7. Arab Street: Go there! It’s a little Indian quarter of the city that’s chalk-full of dining options, street bazaars and, most importantly, a nightly gathering of shisha-smoking locals. Relax in the cool, night air and order some local foods. But remember that this is a highly Muslim area. So heavy drinking (and the activity associated with it) is frowned-upon. Check out Documentary Singapore for my hostel review and dining experience at Cafe La Caire and the Shophouse Hostel across the street.

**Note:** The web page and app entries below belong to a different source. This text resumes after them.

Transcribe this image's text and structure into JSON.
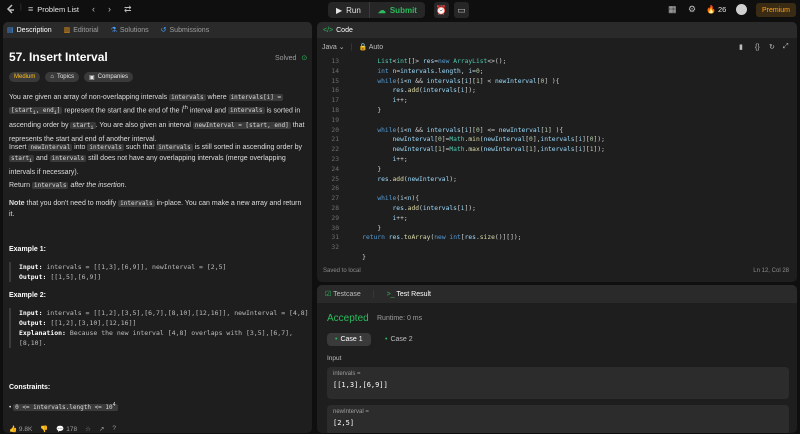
{
  "topbar": {
    "problem_list": "Problem List",
    "run": "Run",
    "submit": "Submit",
    "streak": "26",
    "premium": "Premium"
  },
  "left": {
    "tabs": [
      "Description",
      "Editorial",
      "Solutions",
      "Submissions"
    ],
    "title": "57. Insert Interval",
    "solved": "Solved",
    "chips": [
      "Medium",
      "Topics",
      "Companies"
    ],
    "footer": {
      "likes": "9.8K",
      "comments": "178"
    }
  },
  "editor": {
    "header": "Code",
    "language": "Java",
    "auto": "Auto",
    "saved": "Saved to local",
    "cursor": "Ln 12, Col 28",
    "line_numbers": [
      "13",
      "14",
      "15",
      "16",
      "17",
      "18",
      "19",
      "20",
      "21",
      "22",
      "23",
      "24",
      "25",
      "26",
      "27",
      "28",
      "29",
      "30",
      "31",
      "32"
    ]
  },
  "test": {
    "tabs": [
      "Testcase",
      "Test Result"
    ],
    "accepted": "Accepted",
    "runtime": "Runtime: 0 ms",
    "cases": [
      "Case 1",
      "Case 2"
    ],
    "input_label": "Input",
    "field1_label": "intervals =",
    "field1_value": "[[1,3],[6,9]]",
    "field2_label": "newInterval =",
    "field2_value": "[2,5]"
  }
}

8. Probably the most expensive thing on the list, the Singapore Flyer, costs $30 Sing Dollars (US$24). But this has a hidden benefit. For starters, because its so high, it’s a lot like getting a semi-private helicopter ride over the best part of the city. And secondly, the fee is a deterrent for most people. So the lines are short and the cabins are less crowded. I rode the Flyer in my film. Check it out for details. There are also a ton of restaurants on the ground floor. Head downtown to Raffles Avenue to get there.
9. Though not free, visiting the top of the Marina Bay Sands Hotel & Casino will only set you back US$12. And while you’re up there, have a beer and enjoy the view of the Southeast Asia’s highest open-air swimming pool. This is where I did the introduction to my film from Singapore. To get into the infinity pool there, you may have to book a room. But you can probably stuff a fist-full of dollars into a hearty handshake with the security guards at the top floor and gain access the old fashioned way. To get there, just tell the cabbie you want to go the Skypark at the Marina Bay Sands. There’s a special entrance, so just save yourself the hassle and have them drop you off at the elevator.
10. The most amazing thing you’ll do in Singapore is to visit the Geylang Red Light district. When you hear people talking about the “dark side” of Singapore. This is the area they’re referring to. No rules. No one judging you. Just go there and decide your own level of involvement. The more you want, the more they want to give. But spend your time wisely. Many people go hard and fizzle out early. This is also the undisputed culinary leader in Singapore’s street food and cafes. You won’t be sorry. Head to Singapore’s east coast for the old world of architecture and simple pleasures.
To splurge on food and make it worth it: head to Dempsey Hill and find the White Rabbit Restaurant, which is a converted 1950s garrison barracks & church. Now, its full of art galleries, fine restaurants and spas. Wear your dinner jacket, though. They are not used to sweaty backpackers dumping their gear on the floor next to the tables.
To splurge on entertainment: Take the cable car over the Sentosa theme park and resort. But plan ahead wisely. This area is not cheap. But there’s more fun for adults to have than a night at the Playboy Mansion. There’s a Disney World area near the resort. But the Marine Park, tram stops, snake handling, plays and performances and about a gazillion other things go on here. Just visit the website, take your pick of things to do, and make a day of it. In my film on Singapore, you can see two of these events: The iFly indoor skydiving event and swimming with the sharks. Each costs around US $80 per visit, per person.